I hope you all find a little miracle of some sort or another today. xxx
Taking five days off to spend in Sedgefield may seem like a really stupid thing for both Rob and me to do at this time of year when there’s so much work to get through, but that’s what we did last week! We packed the boot full of blank pillow cases, fabrics, screens, inks and my iron, so that I could get stock ready for the Christmas markets running up to the 25th, and if Rob’s got his lappie he can work anywhere in the world.
It was very productive to work with none of the usual distractions, and we both got lots done. He was under strict instructions to exclude my ‘holiday’ face from all pics.
Back in Cape Town, we battle on with very high temperatures, too much sun and not enough water. Some of the new plants have managed to survive, however, and I am so grateful to have inherited a grey water system with the new house. I just need to remember to clean the filter more often, to avoid the mild reek of recycled water, but that is a very small price to pay for some colourful blooms.
I know, I know, a sad show by many people’s standards, but this evidence of survival is deeply satisfying to me. [Two asides: yes, there was once a swimming pool in the back garden, you can see a bit of the remains near the daisies that Eleanor gave me; the blue morning glories are ‘not my own work’, but they delight me nevertheless. My ex-husband was filled with contempt for them and said they were the worst kind of weed, but (a) I don’t care, and (b) he’s not here to see them anyway!]
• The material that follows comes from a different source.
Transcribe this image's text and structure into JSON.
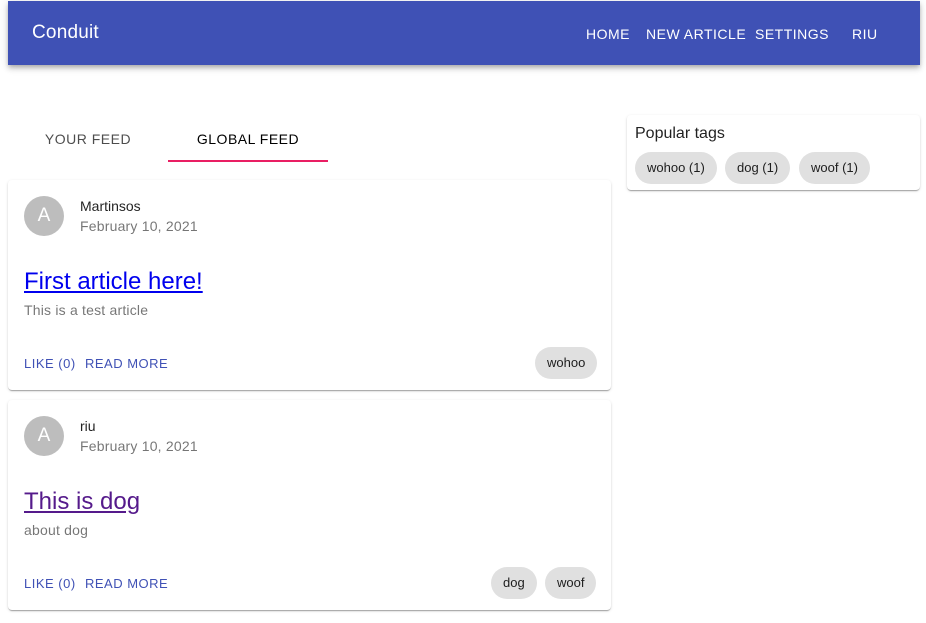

Wishing you all a good week, however hot or cold it is where you are :-)
Cape Town is an overcast 19 degrees today, but I took some pics anyway. This is what is now in my garden; each plant is still pretty isolated because I’ve dotted them around leaving lots of room for growth…
There’s also some lavender at the front, some crimson geraniums, and black-eyed susans in three different shades of orange for one of the walls. Slowly slowly growee gardee….